[Brief]
Please copy every line from the following entries in which the word "Group" appears.

Material provided Start Marker

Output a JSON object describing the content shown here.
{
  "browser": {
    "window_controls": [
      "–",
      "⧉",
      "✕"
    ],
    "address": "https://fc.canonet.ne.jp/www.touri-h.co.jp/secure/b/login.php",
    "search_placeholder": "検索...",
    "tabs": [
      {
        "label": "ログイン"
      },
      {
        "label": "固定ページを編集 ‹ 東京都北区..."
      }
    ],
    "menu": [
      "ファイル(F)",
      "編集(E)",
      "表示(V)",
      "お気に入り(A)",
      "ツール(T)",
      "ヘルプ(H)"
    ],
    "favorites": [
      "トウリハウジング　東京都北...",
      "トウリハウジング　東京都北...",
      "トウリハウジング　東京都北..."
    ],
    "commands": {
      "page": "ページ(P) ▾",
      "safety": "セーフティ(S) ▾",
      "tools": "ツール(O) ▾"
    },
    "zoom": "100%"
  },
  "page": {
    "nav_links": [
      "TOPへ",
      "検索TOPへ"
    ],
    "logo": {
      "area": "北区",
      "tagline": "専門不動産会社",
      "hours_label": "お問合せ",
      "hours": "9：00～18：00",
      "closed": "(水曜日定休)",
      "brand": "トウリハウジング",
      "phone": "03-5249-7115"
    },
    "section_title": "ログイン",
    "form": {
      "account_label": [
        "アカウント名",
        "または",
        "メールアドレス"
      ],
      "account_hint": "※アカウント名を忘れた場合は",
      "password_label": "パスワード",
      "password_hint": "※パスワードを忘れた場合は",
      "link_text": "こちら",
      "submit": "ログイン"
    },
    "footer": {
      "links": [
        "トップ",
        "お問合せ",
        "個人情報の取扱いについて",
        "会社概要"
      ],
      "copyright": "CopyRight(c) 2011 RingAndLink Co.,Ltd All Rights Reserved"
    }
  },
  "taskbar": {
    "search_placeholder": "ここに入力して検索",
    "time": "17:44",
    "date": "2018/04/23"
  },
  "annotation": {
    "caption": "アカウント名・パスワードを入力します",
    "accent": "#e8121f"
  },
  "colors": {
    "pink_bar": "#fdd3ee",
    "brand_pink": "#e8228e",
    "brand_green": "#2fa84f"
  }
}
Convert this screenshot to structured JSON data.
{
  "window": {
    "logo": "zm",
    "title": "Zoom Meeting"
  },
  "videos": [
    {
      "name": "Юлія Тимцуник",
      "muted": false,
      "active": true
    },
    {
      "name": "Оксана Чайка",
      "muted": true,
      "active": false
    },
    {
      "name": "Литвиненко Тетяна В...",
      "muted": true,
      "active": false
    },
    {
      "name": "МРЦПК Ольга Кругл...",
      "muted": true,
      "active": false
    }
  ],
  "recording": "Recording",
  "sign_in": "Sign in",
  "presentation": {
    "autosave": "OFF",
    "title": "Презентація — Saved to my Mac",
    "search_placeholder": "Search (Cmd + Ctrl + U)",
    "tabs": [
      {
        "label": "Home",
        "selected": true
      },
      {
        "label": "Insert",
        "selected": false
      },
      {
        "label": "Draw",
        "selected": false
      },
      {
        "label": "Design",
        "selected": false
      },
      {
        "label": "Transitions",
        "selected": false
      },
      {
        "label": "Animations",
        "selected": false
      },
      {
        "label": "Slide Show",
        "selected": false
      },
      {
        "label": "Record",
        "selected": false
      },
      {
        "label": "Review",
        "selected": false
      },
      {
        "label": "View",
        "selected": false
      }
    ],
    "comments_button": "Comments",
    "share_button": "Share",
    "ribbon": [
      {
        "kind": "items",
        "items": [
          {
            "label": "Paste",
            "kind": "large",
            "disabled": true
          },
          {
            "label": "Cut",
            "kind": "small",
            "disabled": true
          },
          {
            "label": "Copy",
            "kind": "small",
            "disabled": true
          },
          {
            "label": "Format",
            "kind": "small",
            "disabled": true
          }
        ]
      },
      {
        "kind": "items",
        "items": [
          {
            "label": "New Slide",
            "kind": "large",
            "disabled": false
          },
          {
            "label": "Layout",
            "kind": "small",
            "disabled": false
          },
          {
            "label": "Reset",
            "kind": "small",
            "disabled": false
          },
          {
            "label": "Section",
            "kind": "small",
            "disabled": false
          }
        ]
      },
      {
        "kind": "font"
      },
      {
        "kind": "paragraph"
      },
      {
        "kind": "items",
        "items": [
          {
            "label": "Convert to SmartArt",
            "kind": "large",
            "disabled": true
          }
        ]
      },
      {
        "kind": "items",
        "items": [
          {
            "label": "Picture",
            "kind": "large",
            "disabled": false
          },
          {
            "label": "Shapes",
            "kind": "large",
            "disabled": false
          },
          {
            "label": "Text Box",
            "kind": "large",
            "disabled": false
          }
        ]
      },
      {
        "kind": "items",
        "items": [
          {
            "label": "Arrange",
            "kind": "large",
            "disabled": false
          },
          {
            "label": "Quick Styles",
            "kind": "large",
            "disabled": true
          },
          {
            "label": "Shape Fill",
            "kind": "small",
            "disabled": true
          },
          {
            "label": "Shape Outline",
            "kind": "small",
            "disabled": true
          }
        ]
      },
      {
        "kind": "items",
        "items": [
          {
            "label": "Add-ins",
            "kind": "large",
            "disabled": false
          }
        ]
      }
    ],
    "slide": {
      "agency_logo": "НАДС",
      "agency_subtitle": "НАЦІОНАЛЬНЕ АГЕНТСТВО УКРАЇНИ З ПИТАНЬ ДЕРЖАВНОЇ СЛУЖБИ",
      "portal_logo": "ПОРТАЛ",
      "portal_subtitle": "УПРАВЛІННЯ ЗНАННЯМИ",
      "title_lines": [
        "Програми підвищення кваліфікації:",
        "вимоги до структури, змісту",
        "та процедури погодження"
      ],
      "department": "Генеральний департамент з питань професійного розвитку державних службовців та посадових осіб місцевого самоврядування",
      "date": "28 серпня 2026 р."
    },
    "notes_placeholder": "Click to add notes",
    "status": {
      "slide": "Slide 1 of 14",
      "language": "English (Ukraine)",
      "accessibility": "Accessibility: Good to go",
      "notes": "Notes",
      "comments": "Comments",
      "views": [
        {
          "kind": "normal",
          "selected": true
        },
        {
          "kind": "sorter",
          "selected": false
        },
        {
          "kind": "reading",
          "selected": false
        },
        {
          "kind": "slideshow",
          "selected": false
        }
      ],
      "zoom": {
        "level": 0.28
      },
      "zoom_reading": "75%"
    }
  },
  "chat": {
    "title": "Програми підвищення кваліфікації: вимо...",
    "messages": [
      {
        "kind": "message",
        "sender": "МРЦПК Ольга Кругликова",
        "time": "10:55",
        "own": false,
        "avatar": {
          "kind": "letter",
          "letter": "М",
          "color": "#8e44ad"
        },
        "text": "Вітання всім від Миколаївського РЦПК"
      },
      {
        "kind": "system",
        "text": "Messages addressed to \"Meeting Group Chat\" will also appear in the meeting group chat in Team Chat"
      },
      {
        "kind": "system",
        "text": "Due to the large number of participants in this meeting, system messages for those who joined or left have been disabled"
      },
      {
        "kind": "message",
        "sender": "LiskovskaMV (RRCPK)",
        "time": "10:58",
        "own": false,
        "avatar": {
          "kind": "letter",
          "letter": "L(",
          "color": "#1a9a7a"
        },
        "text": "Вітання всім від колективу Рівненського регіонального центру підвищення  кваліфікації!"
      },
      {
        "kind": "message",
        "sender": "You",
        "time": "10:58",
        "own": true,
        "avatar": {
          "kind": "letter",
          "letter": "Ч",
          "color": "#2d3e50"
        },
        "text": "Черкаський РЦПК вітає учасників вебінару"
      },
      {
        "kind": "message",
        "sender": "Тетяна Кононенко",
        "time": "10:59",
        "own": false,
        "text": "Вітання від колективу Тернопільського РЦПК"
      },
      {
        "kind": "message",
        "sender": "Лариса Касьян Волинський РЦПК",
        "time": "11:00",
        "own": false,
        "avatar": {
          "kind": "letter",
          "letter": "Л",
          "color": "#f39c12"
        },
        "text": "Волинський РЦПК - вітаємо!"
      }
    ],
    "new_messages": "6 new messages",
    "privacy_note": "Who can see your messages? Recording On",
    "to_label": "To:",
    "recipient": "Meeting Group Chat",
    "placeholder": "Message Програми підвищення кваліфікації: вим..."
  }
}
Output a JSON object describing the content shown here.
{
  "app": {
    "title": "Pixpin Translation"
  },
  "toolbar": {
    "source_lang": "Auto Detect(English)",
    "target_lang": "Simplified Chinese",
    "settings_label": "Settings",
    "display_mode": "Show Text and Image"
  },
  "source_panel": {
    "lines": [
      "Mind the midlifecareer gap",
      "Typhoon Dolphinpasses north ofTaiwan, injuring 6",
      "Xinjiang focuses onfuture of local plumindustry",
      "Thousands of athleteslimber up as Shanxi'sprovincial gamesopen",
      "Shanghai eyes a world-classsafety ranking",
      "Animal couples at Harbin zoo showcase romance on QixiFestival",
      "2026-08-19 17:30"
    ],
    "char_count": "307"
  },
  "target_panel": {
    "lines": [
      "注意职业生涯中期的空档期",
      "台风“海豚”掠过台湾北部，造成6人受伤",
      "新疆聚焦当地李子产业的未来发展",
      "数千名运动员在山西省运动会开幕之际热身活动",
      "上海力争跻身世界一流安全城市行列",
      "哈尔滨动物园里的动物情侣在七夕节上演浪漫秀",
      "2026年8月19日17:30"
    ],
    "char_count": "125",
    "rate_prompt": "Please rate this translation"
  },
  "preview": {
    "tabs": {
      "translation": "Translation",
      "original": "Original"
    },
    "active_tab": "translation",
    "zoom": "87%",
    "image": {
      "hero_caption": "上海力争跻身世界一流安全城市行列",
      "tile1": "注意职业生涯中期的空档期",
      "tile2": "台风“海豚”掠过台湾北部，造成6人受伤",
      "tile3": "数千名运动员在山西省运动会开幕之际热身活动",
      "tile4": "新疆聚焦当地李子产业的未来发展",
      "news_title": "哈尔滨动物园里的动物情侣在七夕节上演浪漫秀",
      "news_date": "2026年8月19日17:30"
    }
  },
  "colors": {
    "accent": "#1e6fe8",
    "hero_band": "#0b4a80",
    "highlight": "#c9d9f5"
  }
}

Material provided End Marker

[Answer for this exercise]
        "text": "Messages addressed to \"Meeting Group Chat\" will also appear in the meeting group chat in Team Chat"
    "recipient": "Meeting Group Chat",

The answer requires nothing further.